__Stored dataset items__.
[Start of Attachment]
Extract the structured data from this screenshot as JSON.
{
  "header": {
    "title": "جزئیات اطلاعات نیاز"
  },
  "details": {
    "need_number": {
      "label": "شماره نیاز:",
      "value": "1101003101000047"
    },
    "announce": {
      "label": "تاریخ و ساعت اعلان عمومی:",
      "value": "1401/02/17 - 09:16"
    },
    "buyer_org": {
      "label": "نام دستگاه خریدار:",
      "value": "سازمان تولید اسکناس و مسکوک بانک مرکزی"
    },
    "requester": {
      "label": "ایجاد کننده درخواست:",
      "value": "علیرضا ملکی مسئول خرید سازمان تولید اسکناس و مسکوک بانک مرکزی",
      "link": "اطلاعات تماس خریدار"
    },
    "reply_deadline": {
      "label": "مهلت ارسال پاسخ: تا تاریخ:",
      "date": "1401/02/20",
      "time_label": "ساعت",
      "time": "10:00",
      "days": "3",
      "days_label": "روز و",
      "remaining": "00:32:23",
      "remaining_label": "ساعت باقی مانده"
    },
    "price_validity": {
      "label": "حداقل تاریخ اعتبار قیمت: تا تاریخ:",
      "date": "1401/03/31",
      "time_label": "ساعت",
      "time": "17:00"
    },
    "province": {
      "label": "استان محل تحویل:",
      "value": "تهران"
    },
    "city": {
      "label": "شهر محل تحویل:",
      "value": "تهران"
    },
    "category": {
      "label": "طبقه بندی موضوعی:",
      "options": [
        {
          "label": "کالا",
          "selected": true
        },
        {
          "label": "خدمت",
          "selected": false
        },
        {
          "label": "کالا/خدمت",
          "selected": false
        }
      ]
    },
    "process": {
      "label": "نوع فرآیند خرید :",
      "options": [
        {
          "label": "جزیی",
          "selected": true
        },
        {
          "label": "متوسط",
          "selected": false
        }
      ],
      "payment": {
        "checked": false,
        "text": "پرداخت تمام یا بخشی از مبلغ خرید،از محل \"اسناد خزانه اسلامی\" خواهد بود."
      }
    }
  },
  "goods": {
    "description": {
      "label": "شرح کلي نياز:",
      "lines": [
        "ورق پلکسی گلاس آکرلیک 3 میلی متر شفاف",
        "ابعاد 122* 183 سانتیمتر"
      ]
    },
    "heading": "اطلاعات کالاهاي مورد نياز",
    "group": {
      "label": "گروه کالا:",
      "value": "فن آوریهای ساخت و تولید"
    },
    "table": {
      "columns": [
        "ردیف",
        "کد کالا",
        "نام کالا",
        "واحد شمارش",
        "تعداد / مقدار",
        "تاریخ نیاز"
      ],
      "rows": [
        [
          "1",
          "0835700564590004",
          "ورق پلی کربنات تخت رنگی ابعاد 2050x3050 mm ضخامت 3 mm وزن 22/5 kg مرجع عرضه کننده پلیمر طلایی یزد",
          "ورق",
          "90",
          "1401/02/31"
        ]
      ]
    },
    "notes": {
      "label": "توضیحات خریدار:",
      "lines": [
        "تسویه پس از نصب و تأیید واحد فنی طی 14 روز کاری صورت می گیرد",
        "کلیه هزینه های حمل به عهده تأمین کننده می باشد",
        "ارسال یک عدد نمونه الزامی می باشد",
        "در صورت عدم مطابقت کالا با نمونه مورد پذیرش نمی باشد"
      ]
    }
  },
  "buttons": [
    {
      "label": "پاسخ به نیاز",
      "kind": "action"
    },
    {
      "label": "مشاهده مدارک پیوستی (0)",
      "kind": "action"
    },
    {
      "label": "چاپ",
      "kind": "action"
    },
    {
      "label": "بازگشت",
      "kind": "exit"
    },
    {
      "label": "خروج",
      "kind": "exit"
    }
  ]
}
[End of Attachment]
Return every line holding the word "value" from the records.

__Reply__.
      "value": "1101003101000047"
      "value": "1401/02/17 - 09:16"
      "value": "سازمان تولید اسکناس و مسکوک بانک مرکزی"
      "value": "علیرضا ملکی مسئول خرید سازمان تولید اسکناس و مسکوک بانک مرکزی",
      "value": "تهران"
      "value": "تهران"
      "value": "فن آوریهای ساخت و تولید"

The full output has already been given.